Looking at Malaysia these days from 20,000 feet, you could be forgiven for thinking it’s 1999, and not 2009. The prime minister, a longtime power player in the ruling coalition, fights for his life amidst a tangled web of corruption allegations swirling around his party. The economy is going nowhere, and educated Malaysians are leaving the country in droves. And opposition leader Anwar Ibrahim, the most charismatic – and divisive – politician in the country, is facing a trial for sodomy, which is illegal in Malaysia. Oh, and, like in 1999, when witnesses recanted testimony against Anwar and said they had been tortured in custody, the evidence against Anwar this time wouldn’t exactly pass the test in a U.S. court. (For his part, Anwar denied the previous charges and denies these as well.) All you need is a Y2K scare, maybe a new album by Brittany Spears and it seems like 1999 all over again.
But – not so fast.

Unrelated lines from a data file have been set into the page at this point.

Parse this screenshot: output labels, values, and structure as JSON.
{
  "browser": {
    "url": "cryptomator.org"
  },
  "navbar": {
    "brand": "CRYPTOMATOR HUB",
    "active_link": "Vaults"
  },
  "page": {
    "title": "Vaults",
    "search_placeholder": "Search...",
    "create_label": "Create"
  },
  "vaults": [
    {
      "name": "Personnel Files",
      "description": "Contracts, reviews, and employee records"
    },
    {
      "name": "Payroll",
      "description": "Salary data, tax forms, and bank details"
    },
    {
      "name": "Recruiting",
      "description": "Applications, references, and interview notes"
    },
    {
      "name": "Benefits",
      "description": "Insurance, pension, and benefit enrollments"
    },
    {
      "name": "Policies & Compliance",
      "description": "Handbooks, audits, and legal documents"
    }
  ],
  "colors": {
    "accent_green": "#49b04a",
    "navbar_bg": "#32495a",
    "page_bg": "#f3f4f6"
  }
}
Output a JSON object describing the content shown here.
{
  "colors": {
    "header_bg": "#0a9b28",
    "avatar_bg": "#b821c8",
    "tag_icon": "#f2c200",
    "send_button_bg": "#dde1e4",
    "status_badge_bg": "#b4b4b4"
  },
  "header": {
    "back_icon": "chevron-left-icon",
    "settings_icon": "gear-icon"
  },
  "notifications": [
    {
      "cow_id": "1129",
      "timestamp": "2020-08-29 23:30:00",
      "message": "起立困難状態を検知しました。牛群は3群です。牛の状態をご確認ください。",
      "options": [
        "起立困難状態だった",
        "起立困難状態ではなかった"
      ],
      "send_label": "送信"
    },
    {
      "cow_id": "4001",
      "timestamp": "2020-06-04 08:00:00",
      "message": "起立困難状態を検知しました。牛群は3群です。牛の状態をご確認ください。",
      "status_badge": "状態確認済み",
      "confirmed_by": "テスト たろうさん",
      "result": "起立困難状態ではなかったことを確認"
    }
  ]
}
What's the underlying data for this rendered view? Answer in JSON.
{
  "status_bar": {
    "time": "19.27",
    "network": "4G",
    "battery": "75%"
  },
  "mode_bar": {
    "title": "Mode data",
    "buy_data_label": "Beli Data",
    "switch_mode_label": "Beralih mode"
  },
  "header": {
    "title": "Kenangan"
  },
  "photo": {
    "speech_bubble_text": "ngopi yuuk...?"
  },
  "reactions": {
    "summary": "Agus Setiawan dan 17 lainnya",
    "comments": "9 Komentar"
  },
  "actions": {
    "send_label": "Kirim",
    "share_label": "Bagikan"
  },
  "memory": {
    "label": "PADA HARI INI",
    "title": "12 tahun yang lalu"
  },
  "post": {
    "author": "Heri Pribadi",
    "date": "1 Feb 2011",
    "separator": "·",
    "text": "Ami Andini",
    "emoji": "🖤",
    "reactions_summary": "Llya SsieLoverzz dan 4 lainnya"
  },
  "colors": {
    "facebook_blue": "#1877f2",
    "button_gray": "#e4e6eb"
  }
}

During Anwar’s previous trial, the trumped-up charges against him did infuriate many Malaysians, and helped spark protests throughout Kuala Lumpur, but ultimately the ruling coalition held on, maintaining its ethnic Malay base and guiding the country through the Asian financial crisis with solid fiscal management. It also, at the time, had the advantage of Mahathir Mohamad in the driver seat, who, for all his flaws, commanded a kind of loyalty within the party and grudging respect throughout the country.
This time, the government, led by Prime Minister Najib Tun Razak, son of a former prime minister, is in a much weaker position, and Anwar’s case could prove even more explosive. The government has proven incapable of controlling the news cycle the way it did in the late 1990s; Malaysia’s promises to allow online media relatively free rein, critical to the government’s desire to position the country as a high-tech center, has made it easier for critics to expose government failures – or obviously flawed trials. Rumors about the prime minister’s links to a murky murder of a model linked, by some sources, to Najib, have been all over the Web, even if the prime minister refuses to address them. Stories of opposition activists who mysteriously disappeared or plunged to their deaths receive plenty of coverage in online Malaysian sites, read by much of the educated classes.
Meanwhile, the ethnic Malay voting base has splintered, with some segments going over to the Anwar-led opposition coalition, which includes the Islamist party PAS. Najib hardly possesses the steely charisma of Mahathir, and he is having trouble holding his own coalition together. And after a decade of greater openness, many average Malaysians are simply unwilling to return to the more repressive days of the 1990s and before, when the government could get away with simply framing an opposition leader. The government may still go through, again, with the Anwar trial, but they can’t count on keeping the peace afterwards.